Send back all the data below, exactly as given.

Data about app and page elements:
>>>>>

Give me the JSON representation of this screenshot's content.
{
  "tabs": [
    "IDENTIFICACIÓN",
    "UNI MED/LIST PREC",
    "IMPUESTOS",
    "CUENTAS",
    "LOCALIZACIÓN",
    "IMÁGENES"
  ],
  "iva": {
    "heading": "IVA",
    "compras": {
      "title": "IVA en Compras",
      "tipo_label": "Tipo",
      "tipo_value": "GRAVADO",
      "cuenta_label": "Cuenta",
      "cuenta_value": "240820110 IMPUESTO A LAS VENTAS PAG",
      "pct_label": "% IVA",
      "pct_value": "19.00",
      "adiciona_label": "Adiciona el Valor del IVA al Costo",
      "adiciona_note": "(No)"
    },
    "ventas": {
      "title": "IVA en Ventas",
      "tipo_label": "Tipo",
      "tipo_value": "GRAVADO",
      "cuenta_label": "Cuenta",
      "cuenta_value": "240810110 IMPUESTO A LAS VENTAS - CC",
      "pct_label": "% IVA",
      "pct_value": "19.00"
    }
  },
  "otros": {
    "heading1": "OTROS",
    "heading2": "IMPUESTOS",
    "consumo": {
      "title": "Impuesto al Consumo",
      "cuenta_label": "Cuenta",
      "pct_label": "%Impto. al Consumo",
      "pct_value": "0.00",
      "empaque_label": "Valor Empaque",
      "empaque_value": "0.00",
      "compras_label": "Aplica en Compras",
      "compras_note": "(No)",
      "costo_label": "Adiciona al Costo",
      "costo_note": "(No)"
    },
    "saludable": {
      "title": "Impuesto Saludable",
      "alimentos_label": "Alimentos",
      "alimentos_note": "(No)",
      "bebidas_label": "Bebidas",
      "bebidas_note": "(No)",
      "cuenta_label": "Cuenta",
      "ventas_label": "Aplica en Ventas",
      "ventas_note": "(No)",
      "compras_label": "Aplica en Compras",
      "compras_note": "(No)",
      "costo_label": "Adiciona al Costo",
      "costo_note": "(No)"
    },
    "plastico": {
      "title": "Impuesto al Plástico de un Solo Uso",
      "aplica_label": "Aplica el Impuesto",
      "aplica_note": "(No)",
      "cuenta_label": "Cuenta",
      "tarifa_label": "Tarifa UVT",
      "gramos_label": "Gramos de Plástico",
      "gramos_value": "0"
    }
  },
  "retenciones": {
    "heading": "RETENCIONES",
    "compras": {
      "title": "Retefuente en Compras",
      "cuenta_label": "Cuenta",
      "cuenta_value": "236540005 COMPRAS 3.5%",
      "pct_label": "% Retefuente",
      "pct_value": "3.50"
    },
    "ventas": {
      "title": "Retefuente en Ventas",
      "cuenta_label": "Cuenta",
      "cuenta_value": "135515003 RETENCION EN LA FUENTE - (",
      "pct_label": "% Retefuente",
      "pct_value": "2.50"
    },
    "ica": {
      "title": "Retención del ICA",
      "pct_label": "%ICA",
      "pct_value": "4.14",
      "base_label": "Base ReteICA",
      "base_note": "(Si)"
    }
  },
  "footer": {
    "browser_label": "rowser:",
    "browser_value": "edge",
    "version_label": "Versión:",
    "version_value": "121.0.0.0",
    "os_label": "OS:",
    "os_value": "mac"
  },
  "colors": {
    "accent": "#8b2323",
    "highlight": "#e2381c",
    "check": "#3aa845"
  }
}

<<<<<

§ **Written answer**:
Give me the JSON representation of this screenshot's content.
{
  "tabs": [
    "IDENTIFICACIÓN",
    "UNI MED/LIST PREC",
    "IMPUESTOS",
    "CUENTAS",
    "LOCALIZACIÓN",
    "IMÁGENES"
  ],
  "iva": {
    "heading": "IVA",
    "compras": {
      "title": "IVA en Compras",
      "tipo_label": "Tipo",
      "tipo_value": "GRAVADO",
      "cuenta_label": "Cuenta",
      "cuenta_value": "240820110 IMPUESTO A LAS VENTAS PAG",
      "pct_label": "% IVA",
      "pct_value": "19.00",
      "adiciona_label": "Adiciona el Valor del IVA al Costo",
      "adiciona_note": "(No)"
    },
    "ventas": {
      "title": "IVA en Ventas",
      "tipo_label": "Tipo",
      "tipo_value": "GRAVADO",
      "cuenta_label": "Cuenta",
      "cuenta_value": "240810110 IMPUESTO A LAS VENTAS - CC",
      "pct_label": "% IVA",
      "pct_value": "19.00"
    }
  },
  "otros": {
    "heading1": "OTROS",
    "heading2": "IMPUESTOS",
    "consumo": {
      "title": "Impuesto al Consumo",
      "cuenta_label": "Cuenta",
      "pct_label": "%Impto. al Consumo",
      "pct_value": "0.00",
      "empaque_label": "Valor Empaque",
      "empaque_value": "0.00",
      "compras_label": "Aplica en Compras",
      "compras_note": "(No)",
      "costo_label": "Adiciona al Costo",
      "costo_note": "(No)"
    },
    "saludable": {
      "title": "Impuesto Saludable",
      "alimentos_label": "Alimentos",
      "alimentos_note": "(No)",
      "bebidas_label": "Bebidas",
      "bebidas_note": "(No)",
      "cuenta_label": "Cuenta",
      "ventas_label": "Aplica en Ventas",
      "ventas_note": "(No)",
      "compras_label": "Aplica en Compras",
      "compras_note": "(No)",
      "costo_label": "Adiciona al Costo",
      "costo_note": "(No)"
    },
    "plastico": {
      "title": "Impuesto al Plástico de un Solo Uso",
      "aplica_label": "Aplica el Impuesto",
      "aplica_note": "(No)",
      "cuenta_label": "Cuenta",
      "tarifa_label": "Tarifa UVT",
      "gramos_label": "Gramos de Plástico",
      "gramos_value": "0"
    }
  },
  "retenciones": {
    "heading": "RETENCIONES",
    "compras": {
      "title": "Retefuente en Compras",
      "cuenta_label": "Cuenta",
      "cuenta_value": "236540005 COMPRAS 3.5%",
      "pct_label": "% Retefuente",
      "pct_value": "3.50"
    },
    "ventas": {
      "title": "Retefuente en Ventas",
      "cuenta_label": "Cuenta",
      "cuenta_value": "135515003 RETENCION EN LA FUENTE - (",
      "pct_label": "% Retefuente",
      "pct_value": "2.50"
    },
    "ica": {
      "title": "Retención del ICA",
      "pct_label": "%ICA",
      "pct_value": "4.14",
      "base_label": "Base ReteICA",
      "base_note": "(Si)"
    }
  },
  "footer": {
    "browser_label": "rowser:",
    "browser_value": "edge",
    "version_label": "Versión:",
    "version_value": "121.0.0.0",
    "os_label": "OS:",
    "os_value": "mac"
  },
  "colors": {
    "accent": "#8b2323",
    "highlight": "#e2381c",
    "check": "#3aa845"
  }
}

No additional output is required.